Regional Directors

 
Regional Directors organize
and participate in
get-togethers,
shoots and shows

Julia Heinz
Alaska and the Yukon
juliah@womenhunters.com

Kathy Russell
Missouri
kathyr@womenhunters.com

Tammy Hartline
North Alabama, Mississippi p
and North Georgia
tammyh@womenhunters.com

Synthia Wilson
Kansas
synthia@womenhunters.com
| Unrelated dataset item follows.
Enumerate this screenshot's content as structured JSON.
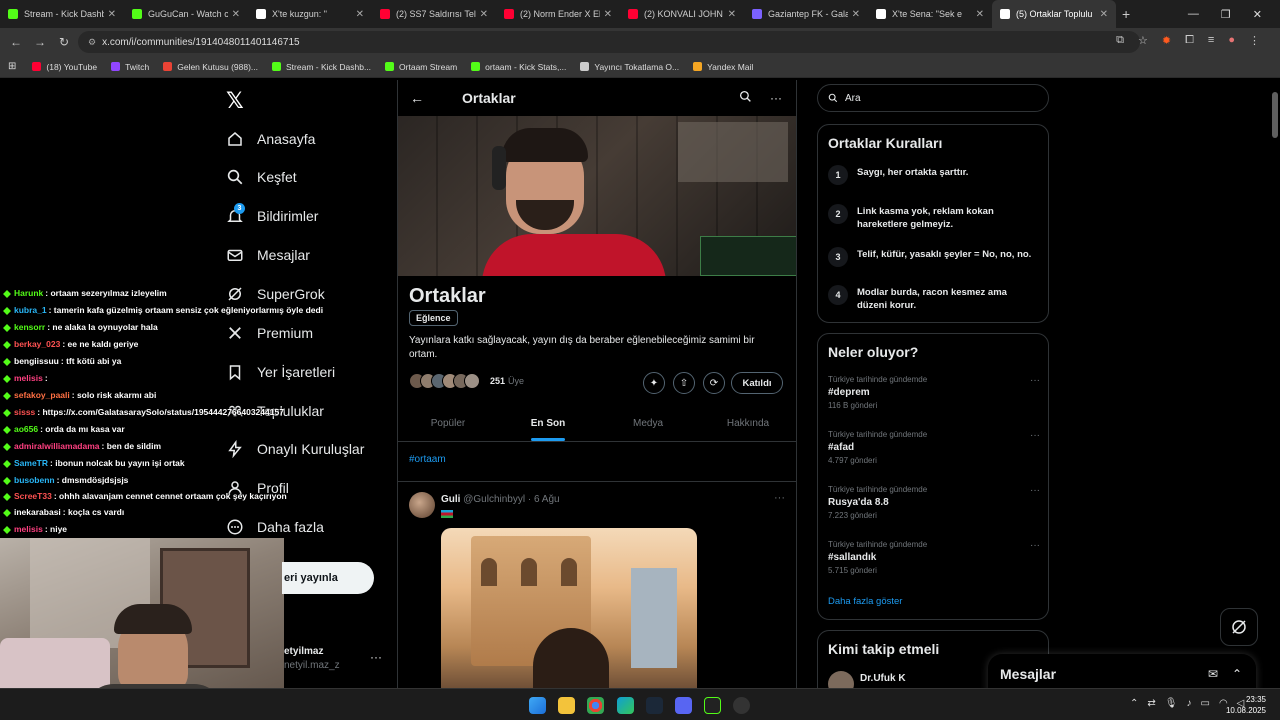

Kim Hose
Maryland
 
Rachel Baker
    Colorado    
 
Beth Milligan
Arkansas
 
Jo Rice
Washington
 
Angelina Coopersmith
Michigan
 
Jenny Paul
Texas
 
 
 Mara Osborne
North Carolina
 

 

Tracy Rowe
Illinois

 

 

 

 To become a regional director
for your area, contact:
kathleen@womenhunters.com